A new report concludes that producing more biofuels in an effort to reduce CO2 emissions and avert climate change, will in fact result in somewhere between two and nine times as much CO2 being released as would be from fossil fuels, over the next 30 years. Quite a dramatic statement. Even the suggestion that 20% of the U.K.'s agricultural land could be turned-over to growing crops for biofuels emphasises the huge scale of providing biofuel on a scale significant to current use of fuel, derived mainly from petroleum.
It is difficult however, to contemplate such an action at a time of sharply rising food costs across the world, along with that of oil: the lifeblood of the global village. Most likely, the near emphasis will be on nations becoming as self-sufficient in food as possible, which would mean the U.K. producing another 50% of its own food in an inevitable compromise between growing crops for food or crops for fuel.
Thus, presumably, there is a sizeable proportion of non-arable land that is intended for use in the biofuels game, including forests. The latter is the focus of a study by Dr Renton Righelato of the conservation charity, the Woodland Trust, who emphasises that forest-land should not be cleared in order to grow fuel crops. The justification for "green fuel" is that as the crops grow they absorb CO2 from the atmosphere, and so the process of growth-harvesting-fuel production-fuel combustion is optimistically called "carbon neutral" implying a simple recycling of carbon-atoms in the chain.

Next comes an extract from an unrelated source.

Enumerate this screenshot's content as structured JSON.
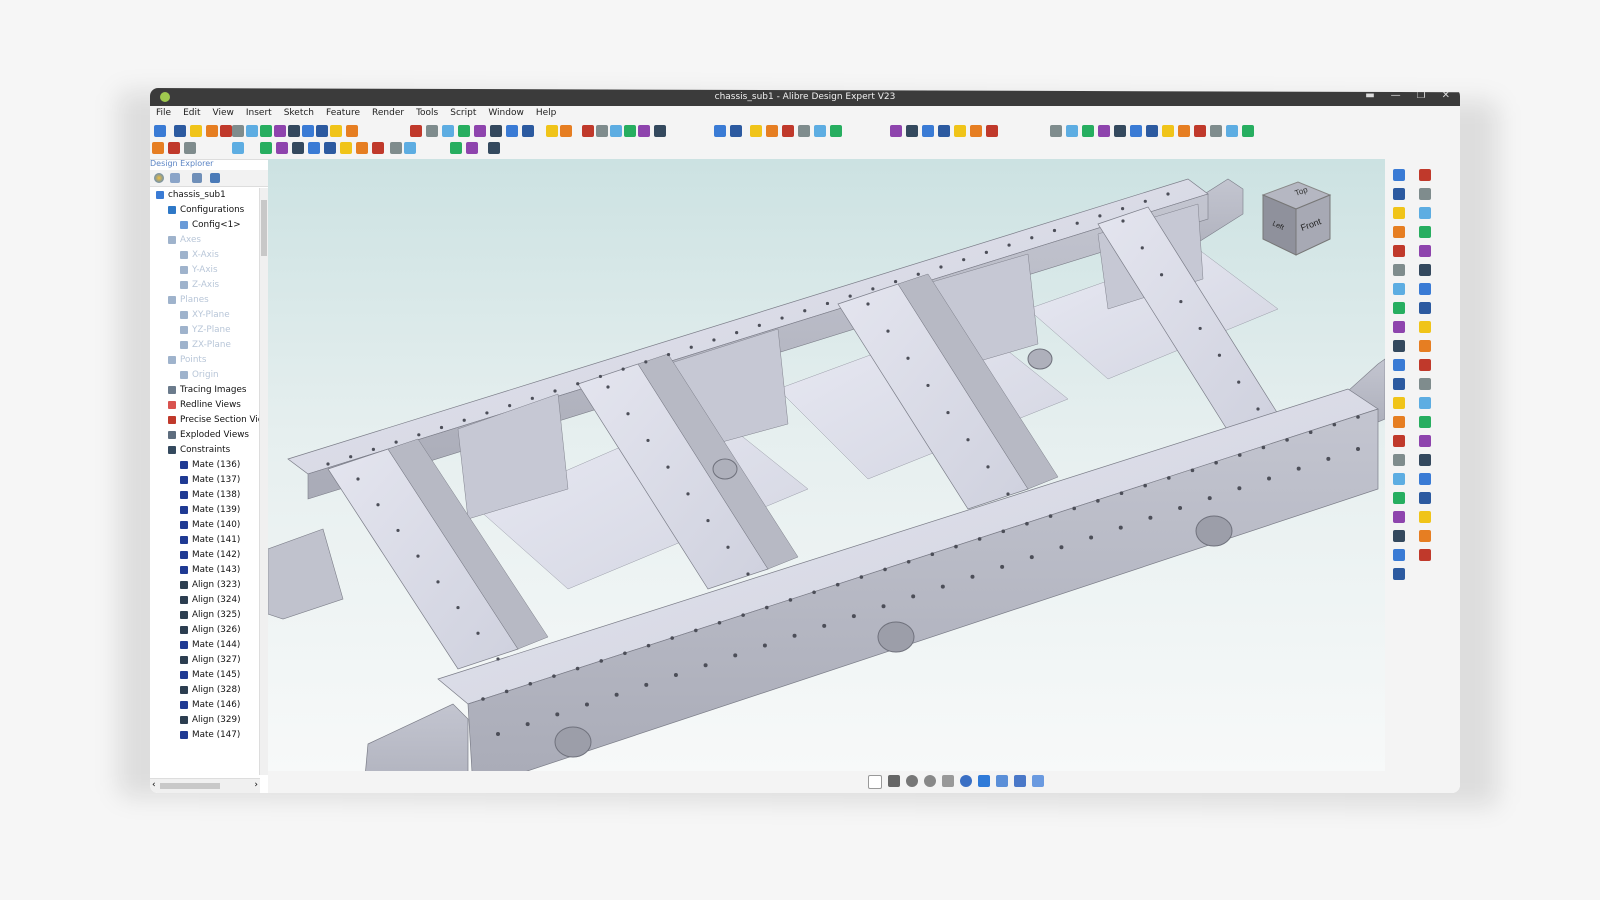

Exactly how "neutral" biofuels are overall is a matter of considerable controversy, especially in the case of ethanol derived from corn. If it becomes necessary to clear forests, there will be a contribution to atmospheric CO2 since trees are highly effective absorbers of CO2 and also help maintain the integrity of the soil they grow in, which otherwise partially degrades, actually emitting CO2. Britain is "committed" to producing 10% of its fuel in the form of biofuel by 2020, apparently, it it manges to comply with E.U. plans on the subject.
According to Dr Righelato: "It is a mistake in climate change terms to use biofuels." The study is the first to reckon the complete CO2 emissions tally of planting, extraction and conversion into fuel. Reporting in the prestigious journal Science, his team concludes that the emission of somewhere between two and nine times more CO2 would be avoided by sequestering carbon in trees and forest soil than by replacing fossil fuels with biofuels.
It is estimated that 40% of Europe's agricultural land would be needed to produce sufficient crops to meet the 10% biofuel target, which is simply not feasible; nor is it in the United States, and hence it is likely that the demand will be borne for the West by developing nations. According to the National Farmers Union, 20% of Britain's agricultural land could be used to grow fuel-crops by 2010, but the Science report concludes that reforesting land would be a more effective means to cut CO2 emissions. The message is not one of "burn more oil" however, while planting more forests, but of curbing fossil fuel use and "moving to carbon-free alternatives such as renewable energy".
The latter we have heard many times before, as a kind of throwing-up of hands, but how exactly are we to substitute - quickly at that - oil-based transport (given rising oil prices and an imminent supply-demand gap for oil), if biofuels are not the answer, by "renewable energy"? It is the mobility of transportation that confounds here, compared say to basic electricity generation - hydrogen, electric cars what, how quickly and by what means?
"Biofuels switch a mistake, say researchers." By Tristan Farrow. http://www.guardian.co.uk/environment/2007/aug/17/climatechange.energy